▶ _Instructions to follow_:
Count the lines below with the string "this" in them. Only the number should be given.
======== Source material
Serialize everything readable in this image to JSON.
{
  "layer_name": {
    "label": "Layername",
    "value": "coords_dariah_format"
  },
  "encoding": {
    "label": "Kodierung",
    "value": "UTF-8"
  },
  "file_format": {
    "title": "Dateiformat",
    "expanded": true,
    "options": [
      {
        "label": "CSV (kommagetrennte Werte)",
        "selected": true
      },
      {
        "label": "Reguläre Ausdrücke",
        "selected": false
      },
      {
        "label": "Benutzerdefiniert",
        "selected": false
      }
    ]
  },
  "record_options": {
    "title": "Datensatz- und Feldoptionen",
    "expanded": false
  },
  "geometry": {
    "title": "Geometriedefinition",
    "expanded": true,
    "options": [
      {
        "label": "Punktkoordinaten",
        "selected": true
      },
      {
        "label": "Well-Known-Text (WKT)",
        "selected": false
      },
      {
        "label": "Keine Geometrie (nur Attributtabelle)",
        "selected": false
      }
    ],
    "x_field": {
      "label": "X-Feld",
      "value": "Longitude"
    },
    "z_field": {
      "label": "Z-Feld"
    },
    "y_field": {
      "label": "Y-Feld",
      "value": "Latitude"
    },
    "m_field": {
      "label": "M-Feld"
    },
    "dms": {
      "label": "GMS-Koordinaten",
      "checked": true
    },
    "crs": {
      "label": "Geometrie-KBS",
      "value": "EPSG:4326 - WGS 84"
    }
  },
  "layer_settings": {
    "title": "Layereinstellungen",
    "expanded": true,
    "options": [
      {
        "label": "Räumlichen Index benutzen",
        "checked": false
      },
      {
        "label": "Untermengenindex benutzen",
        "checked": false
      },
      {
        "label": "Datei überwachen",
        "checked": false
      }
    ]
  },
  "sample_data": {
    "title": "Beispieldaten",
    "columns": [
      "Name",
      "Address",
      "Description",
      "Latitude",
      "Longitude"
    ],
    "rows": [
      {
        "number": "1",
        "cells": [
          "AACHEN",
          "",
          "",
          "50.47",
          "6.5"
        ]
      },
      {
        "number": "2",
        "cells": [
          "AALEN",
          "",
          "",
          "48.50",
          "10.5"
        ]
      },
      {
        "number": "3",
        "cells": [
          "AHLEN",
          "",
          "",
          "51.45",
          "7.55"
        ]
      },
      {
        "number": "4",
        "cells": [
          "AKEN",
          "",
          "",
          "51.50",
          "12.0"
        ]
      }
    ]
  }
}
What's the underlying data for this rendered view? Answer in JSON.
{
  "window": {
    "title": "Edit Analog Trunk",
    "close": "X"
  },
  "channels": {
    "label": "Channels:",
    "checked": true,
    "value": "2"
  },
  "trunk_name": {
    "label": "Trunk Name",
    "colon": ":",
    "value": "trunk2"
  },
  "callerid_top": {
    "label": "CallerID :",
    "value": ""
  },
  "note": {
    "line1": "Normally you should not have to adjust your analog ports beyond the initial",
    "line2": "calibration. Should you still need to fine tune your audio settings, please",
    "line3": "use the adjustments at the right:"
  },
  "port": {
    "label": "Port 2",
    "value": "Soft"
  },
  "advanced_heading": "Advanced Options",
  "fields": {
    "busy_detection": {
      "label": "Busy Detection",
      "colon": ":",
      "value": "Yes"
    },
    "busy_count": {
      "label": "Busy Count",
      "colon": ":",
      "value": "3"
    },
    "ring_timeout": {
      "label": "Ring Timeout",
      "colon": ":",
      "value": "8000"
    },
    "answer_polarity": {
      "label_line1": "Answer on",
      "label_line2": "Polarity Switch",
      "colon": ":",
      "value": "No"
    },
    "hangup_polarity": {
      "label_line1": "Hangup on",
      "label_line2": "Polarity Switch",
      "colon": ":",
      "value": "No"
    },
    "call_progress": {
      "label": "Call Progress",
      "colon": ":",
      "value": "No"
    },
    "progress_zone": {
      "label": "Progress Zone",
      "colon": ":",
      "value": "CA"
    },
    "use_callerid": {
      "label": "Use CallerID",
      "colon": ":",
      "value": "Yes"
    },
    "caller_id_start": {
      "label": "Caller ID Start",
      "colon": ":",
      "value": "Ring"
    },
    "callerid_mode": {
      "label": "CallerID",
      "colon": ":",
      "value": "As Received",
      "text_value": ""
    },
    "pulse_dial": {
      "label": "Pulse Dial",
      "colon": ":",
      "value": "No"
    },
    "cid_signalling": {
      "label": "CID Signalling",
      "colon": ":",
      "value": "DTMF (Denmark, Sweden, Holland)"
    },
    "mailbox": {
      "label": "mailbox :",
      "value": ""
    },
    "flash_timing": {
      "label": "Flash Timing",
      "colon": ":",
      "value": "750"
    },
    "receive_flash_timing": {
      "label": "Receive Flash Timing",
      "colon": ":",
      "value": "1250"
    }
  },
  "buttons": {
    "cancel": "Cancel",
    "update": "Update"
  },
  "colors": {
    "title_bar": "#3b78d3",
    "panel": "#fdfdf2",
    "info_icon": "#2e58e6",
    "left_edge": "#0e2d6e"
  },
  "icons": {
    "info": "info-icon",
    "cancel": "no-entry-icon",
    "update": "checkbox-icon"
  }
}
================
▶ _Task solution_:
2